Each entry below should be returned exactly as is, with the pictures removed.

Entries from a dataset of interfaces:
=== Section Start ===

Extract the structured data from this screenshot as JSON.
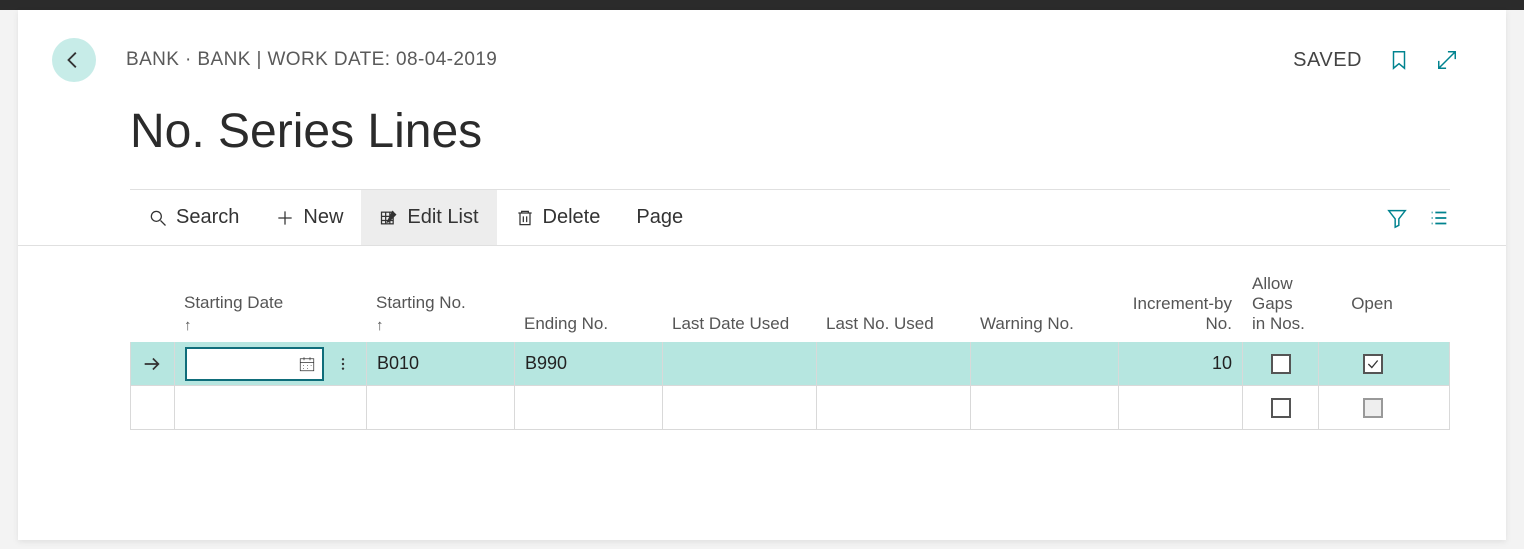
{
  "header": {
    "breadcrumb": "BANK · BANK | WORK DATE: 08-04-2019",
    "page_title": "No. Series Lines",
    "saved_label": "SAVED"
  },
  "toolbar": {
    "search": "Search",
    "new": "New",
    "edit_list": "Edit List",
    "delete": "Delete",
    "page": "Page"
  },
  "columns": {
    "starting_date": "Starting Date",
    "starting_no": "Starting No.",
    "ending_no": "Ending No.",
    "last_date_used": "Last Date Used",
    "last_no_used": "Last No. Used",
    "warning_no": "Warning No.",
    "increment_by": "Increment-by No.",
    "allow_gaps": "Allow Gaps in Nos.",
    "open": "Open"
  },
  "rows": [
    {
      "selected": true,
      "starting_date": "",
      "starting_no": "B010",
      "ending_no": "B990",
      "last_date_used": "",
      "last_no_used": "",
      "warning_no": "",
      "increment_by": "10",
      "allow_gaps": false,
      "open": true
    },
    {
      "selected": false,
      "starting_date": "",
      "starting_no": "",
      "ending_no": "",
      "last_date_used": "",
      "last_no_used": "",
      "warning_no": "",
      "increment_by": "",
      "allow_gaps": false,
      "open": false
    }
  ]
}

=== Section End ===

_Answer to this exercise:_
Extract the structured data from this screenshot as JSON.
{
  "header": {
    "breadcrumb": "BANK · BANK | WORK DATE: 08-04-2019",
    "page_title": "No. Series Lines",
    "saved_label": "SAVED"
  },
  "toolbar": {
    "search": "Search",
    "new": "New",
    "edit_list": "Edit List",
    "delete": "Delete",
    "page": "Page"
  },
  "columns": {
    "starting_date": "Starting Date",
    "starting_no": "Starting No.",
    "ending_no": "Ending No.",
    "last_date_used": "Last Date Used",
    "last_no_used": "Last No. Used",
    "warning_no": "Warning No.",
    "increment_by": "Increment-by No.",
    "allow_gaps": "Allow Gaps in Nos.",
    "open": "Open"
  },
  "rows": [
    {
      "selected": true,
      "starting_date": "",
      "starting_no": "B010",
      "ending_no": "B990",
      "last_date_used": "",
      "last_no_used": "",
      "warning_no": "",
      "increment_by": "10",
      "allow_gaps": false,
      "open": true
    },
    {
      "selected": false,
      "starting_date": "",
      "starting_no": "",
      "ending_no": "",
      "last_date_used": "",
      "last_no_used": "",
      "warning_no": "",
      "increment_by": "",
      "allow_gaps": false,
      "open": false
    }
  ]
}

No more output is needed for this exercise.